[Score: 7/10] 40"/3000g PT 109 Capable of 9mph and a runtime of 30mins Twin Propellors (3 Blade 35mm) Direct Drive to a Graupner 600s (3 Blade) Powered by NiCad (7.2v) 4Amp/h Batteries Controlled Through 2x Aquapower (30Amps) ESC - Comments: PT 109 The famous ww2 PT boat skippered by JF Kennedy (later to be President of the USA) This has be one of my have to have model boats and it was by luck that I found one for sale on a model boat club's web site in 2013, £100.00 later and a journey from Cumbria to Yorkshire and back, I had myself a ProBoat PT 109 This was a ready made RTR model when new and is 40in (1m) long, the boat needed some small repairs but after a test run I found that the running gear was noisy and on investigation discovered that both propshaft were bent and had no bearings from new, the couplings were just direct connections. So with great care I replaced both prop-shafts, propellers, coupling for two double Huco's (universal) and the single ESC by two new Aqua speed controllers and both motors with Graupner speed 600's Note I also foamed the front compartments to make it unsinkable in theroy.
PT 109 was one of the hundreds of motor torpedo boats (PT) of the PT 103 class completed between 1942 and 1945 by Elco Naval Division of Electric Boat Company at Bayonne, New Jersey. The Elco boats were the largest in size of the three types of PT boats built for U.S. use during World War II. Wooden-hulled, 80 feet long with a 20-foot, 8-inch beam, the Elco PT boats had three 12-cylinder Packard gasoline engines generating a total of 4,500 horsepower for a designed speed of 41 knots. With accommodations for 3 officers and 14 men, the crew varied from 12 to 14. Its full-load displacement was 56 tons. Early Elco boats had two 20mm guns, four .50-caliber machine guns, and two or four 21-inch torpedo tubes. Some of them carried depth charges or mine racks. Later boats mounted one 40mm gun and four torpedo launching racks. Many boats received ad-hoc refits at advanced bases, mounting such light guns as Army Air Forces 37mm aircraft guns and even Japanese 23mm guns. Some PTs later received rocket launchers. This Proboat PT 109 model was brought in 2013 for £100 these boats are rare now, This one had a few faults with the propshafts they were bent and noisy both were replaced, with quality 4mm shafts, motors twin 600s were also replaced by Graupner versions along with mounts and couplings, basically all the running gear, also two ESCs by Aquapower were added and a 2.4G RC system.

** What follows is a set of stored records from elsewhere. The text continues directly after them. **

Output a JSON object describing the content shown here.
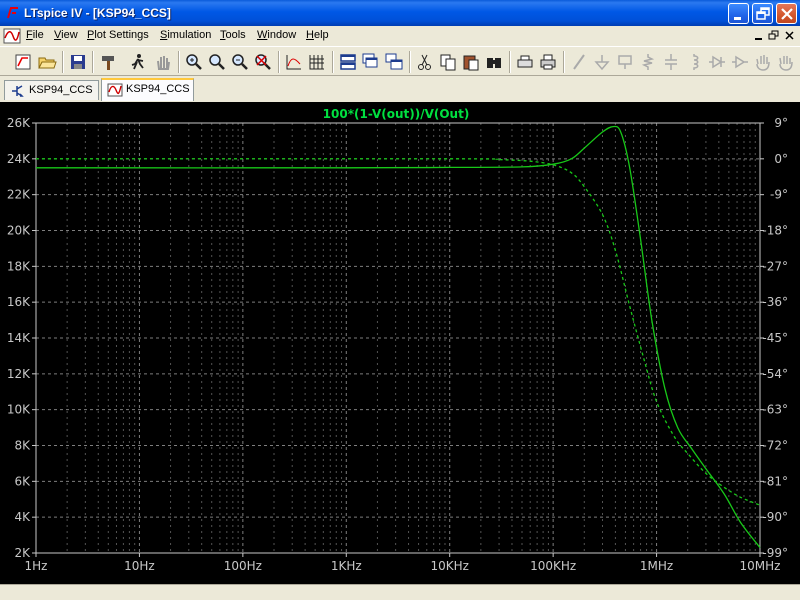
{
  "window": {
    "title": "LTspice IV - [KSP94_CCS]",
    "app_icon": "ltspice-logo-icon"
  },
  "menu": {
    "items": [
      {
        "label": "File",
        "underline": "F",
        "rest": "ile"
      },
      {
        "label": "View",
        "underline": "V",
        "rest": "iew"
      },
      {
        "label": "Plot Settings",
        "underline": "P",
        "rest": "lot Settings"
      },
      {
        "label": "Simulation",
        "underline": "S",
        "rest": "imulation"
      },
      {
        "label": "Tools",
        "underline": "T",
        "rest": "ools"
      },
      {
        "label": "Window",
        "underline": "W",
        "rest": "indow"
      },
      {
        "label": "Help",
        "underline": "H",
        "rest": "elp"
      }
    ]
  },
  "tabs": [
    {
      "label": "KSP94_CCS",
      "icon": "schematic-icon",
      "active": false
    },
    {
      "label": "KSP94_CCS",
      "icon": "waveform-icon",
      "active": true
    }
  ],
  "colors": {
    "trace": "#18C818",
    "grid": "#8C8C8C",
    "axis": "#C8C8C8",
    "title": "#00E040",
    "background": "#000000"
  },
  "chart_data": {
    "type": "line",
    "title": "100*(1-V(out))/V(Out)",
    "x_scale": "log",
    "x_range": [
      "1Hz",
      "10MHz"
    ],
    "x_ticks": [
      "1Hz",
      "10Hz",
      "100Hz",
      "1KHz",
      "10KHz",
      "100KHz",
      "1MHz",
      "10MHz"
    ],
    "y_left_ticks": [
      "26K",
      "24K",
      "22K",
      "20K",
      "18K",
      "16K",
      "14K",
      "12K",
      "10K",
      "8K",
      "6K",
      "4K",
      "2K"
    ],
    "y_left_range": [
      2000,
      26000
    ],
    "y_right_ticks": [
      "9°",
      "0°",
      "-9°",
      "-18°",
      "-27°",
      "-36°",
      "-45°",
      "-54°",
      "-63°",
      "-72°",
      "-81°",
      "-90°",
      "-99°"
    ],
    "y_right_range": [
      -99,
      9
    ],
    "grid": true,
    "series": [
      {
        "style": "solid",
        "axis": "left",
        "points": [
          {
            "f": 1,
            "v": 23500
          },
          {
            "f": 1000,
            "v": 23500
          },
          {
            "f": 10000,
            "v": 23520
          },
          {
            "f": 50000,
            "v": 23550
          },
          {
            "f": 100000,
            "v": 23700
          },
          {
            "f": 150000,
            "v": 24000
          },
          {
            "f": 200000,
            "v": 24600
          },
          {
            "f": 300000,
            "v": 25500
          },
          {
            "f": 380000,
            "v": 25800
          },
          {
            "f": 450000,
            "v": 25500
          },
          {
            "f": 550000,
            "v": 23500
          },
          {
            "f": 700000,
            "v": 19500
          },
          {
            "f": 900000,
            "v": 15000
          },
          {
            "f": 1200000,
            "v": 11200
          },
          {
            "f": 1600000,
            "v": 9000
          },
          {
            "f": 2200000,
            "v": 7800
          },
          {
            "f": 3000000,
            "v": 6700
          },
          {
            "f": 4500000,
            "v": 5300
          },
          {
            "f": 6500000,
            "v": 3700
          },
          {
            "f": 10000000,
            "v": 2300
          }
        ]
      },
      {
        "style": "dashed",
        "axis": "right",
        "points": [
          {
            "f": 1,
            "v": 0
          },
          {
            "f": 10000,
            "v": 0
          },
          {
            "f": 30000,
            "v": -0.2
          },
          {
            "f": 60000,
            "v": -0.6
          },
          {
            "f": 100000,
            "v": -1.5
          },
          {
            "f": 150000,
            "v": -3.5
          },
          {
            "f": 200000,
            "v": -7
          },
          {
            "f": 300000,
            "v": -14
          },
          {
            "f": 400000,
            "v": -23
          },
          {
            "f": 550000,
            "v": -37
          },
          {
            "f": 750000,
            "v": -50
          },
          {
            "f": 1000000,
            "v": -61
          },
          {
            "f": 1500000,
            "v": -70
          },
          {
            "f": 2000000,
            "v": -74
          },
          {
            "f": 3000000,
            "v": -79
          },
          {
            "f": 4500000,
            "v": -82.5
          },
          {
            "f": 6500000,
            "v": -85
          },
          {
            "f": 10000000,
            "v": -87
          }
        ]
      }
    ]
  }
}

So, managed to get all the glass clothing done at work at the weekend! So far, 1 coat of resin followed by 2 thinned coats to come. Today has seen all the fenders/rubbing strakes added. It took some careful measuring to get positioned correctly but well pleased with the outcome. It paid to pre-shape them prior to fitting. I’ve added filler where needed and a couple of coats of sealer, all seems to be faired in nicely. May need some touch up after priming. Also fitted the rudder mounts as today’s final job. Tomorrow should see the prop shafts fitted, motors mounted and will make the shaft struts. Postie arrived with some RNLI resin crew figures that will add a great touch when painted.
This is not a build but a modification of a cheap Chinese boat just for fun, I got a bit bored of scratch building projects as they take so long especially as I am not retired yet. The NDQ 757 Coastal Brother 1:25 Radio Controlled Racing Power Boat cost about £25 from Amazon. These boats have a basic 27mhz radio and two 380 type motors which have forward and reverse and you steer by powering one motor or both for straight ahead. I bought two of these boats as they are light and about 24 in long, one to convert/upgrade radio, esc and brushed motors the second was to upgrade radio, esc for brushless motors. The brushed motor version I put in two higher rated motors (390) with cooling fans built in, but same motor diameter but longer body I had to modify the mounts, kept same couplings and shaft/propellers. I did remove trim tabs (fixed) and replaced the straight running adjuster for a racing rudder. The brushless version is the same but has brushless motors 2x 2845 2600KV sensor less Specifications: KV(RPM/Volt): 2600KV RPM: 50000 Max Current: 42A